Dataset rows for apps and sites:
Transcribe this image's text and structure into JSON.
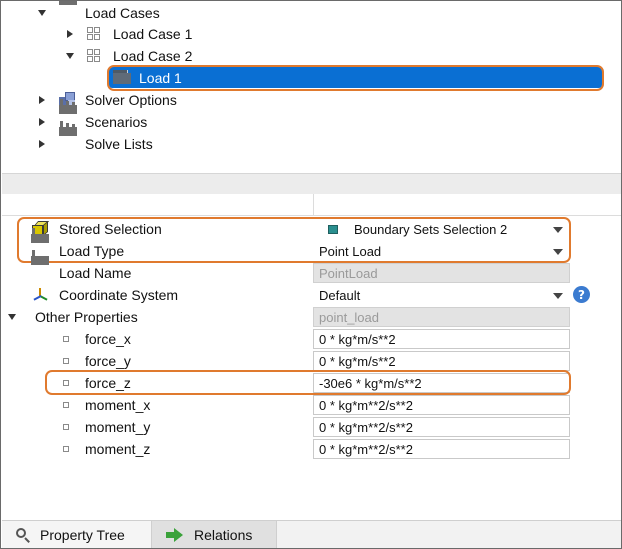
{
  "tree": {
    "items": [
      {
        "label": "Load Cases",
        "icon": "factory-icon",
        "expanded": true
      },
      {
        "label": "Load Case 1",
        "icon": "grid-icon",
        "expanded": false
      },
      {
        "label": "Load Case 2",
        "icon": "grid-icon",
        "expanded": true
      },
      {
        "label": "Load 1",
        "icon": "folder-icon",
        "selected": true
      },
      {
        "label": "Solver Options",
        "icon": "solver-icon",
        "expanded": false
      },
      {
        "label": "Scenarios",
        "icon": "factory-icon",
        "expanded": false
      },
      {
        "label": "Solve Lists",
        "icon": "factory-icon",
        "expanded": false
      }
    ]
  },
  "properties": {
    "stored_selection": {
      "label": "Stored Selection",
      "value": "Boundary Sets Selection 2",
      "icon": "cube-icon"
    },
    "load_type": {
      "label": "Load Type",
      "value": "Point Load",
      "icon": "factory-icon"
    },
    "load_name": {
      "label": "Load Name",
      "value": "PointLoad",
      "icon": "factory-icon"
    },
    "coordinate_system": {
      "label": "Coordinate System",
      "value": "Default",
      "icon": "axes-icon"
    },
    "other_properties": {
      "label": "Other Properties",
      "value": "point_load"
    },
    "force_x": {
      "label": "force_x",
      "value": "0 * kg*m/s**2"
    },
    "force_y": {
      "label": "force_y",
      "value": "0 * kg*m/s**2"
    },
    "force_z": {
      "label": "force_z",
      "value": "-30e6 * kg*m/s**2"
    },
    "moment_x": {
      "label": "moment_x",
      "value": "0 * kg*m**2/s**2"
    },
    "moment_y": {
      "label": "moment_y",
      "value": "0 * kg*m**2/s**2"
    },
    "moment_z": {
      "label": "moment_z",
      "value": "0 * kg*m**2/s**2"
    }
  },
  "help_glyph": "?",
  "tabs": [
    {
      "label": "Property Tree",
      "icon": "search-icon",
      "active": true
    },
    {
      "label": "Relations",
      "icon": "arrow-right-icon",
      "active": false
    }
  ],
  "colors": {
    "selection": "#0a6fd3",
    "callout": "#e07a2e"
  }
}
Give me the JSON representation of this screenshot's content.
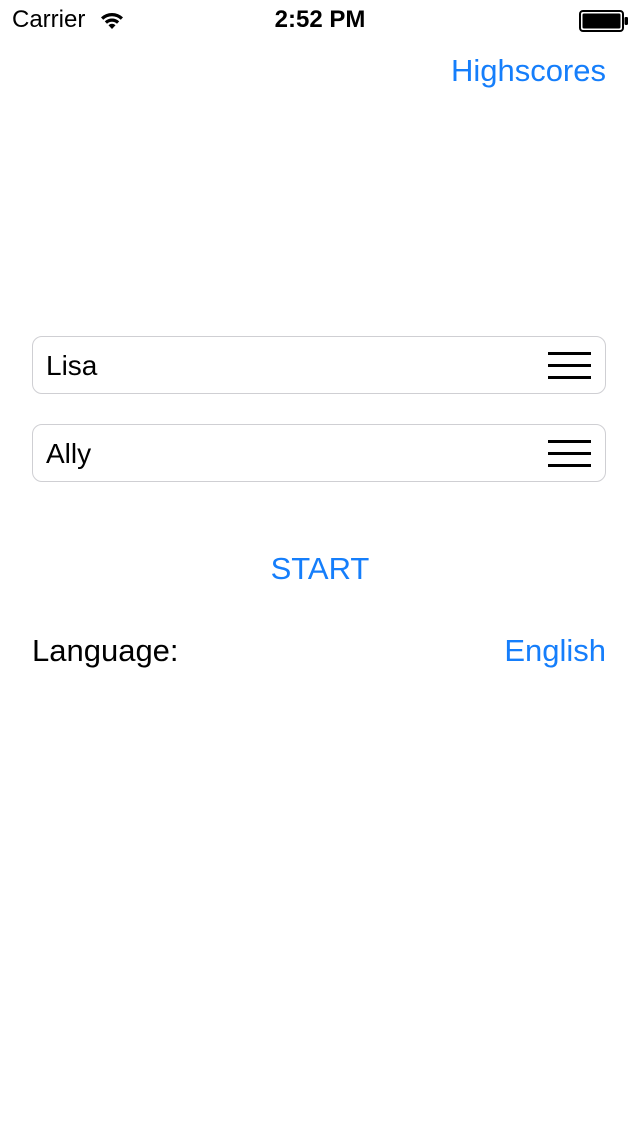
{
  "status_bar": {
    "carrier": "Carrier",
    "time": "2:52 PM",
    "wifi_icon": "wifi-icon",
    "battery_icon": "battery-full-icon"
  },
  "header": {
    "highscores_label": "Highscores"
  },
  "players": [
    {
      "name": "Lisa",
      "handle_icon": "reorder-handle-icon"
    },
    {
      "name": "Ally",
      "handle_icon": "reorder-handle-icon"
    }
  ],
  "actions": {
    "start_label": "START"
  },
  "language": {
    "label": "Language:",
    "value": "English"
  },
  "colors": {
    "accent": "#157efb",
    "text": "#000000",
    "border": "#cfcfd3",
    "background": "#ffffff"
  }
}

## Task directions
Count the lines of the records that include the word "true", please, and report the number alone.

## Task answer
4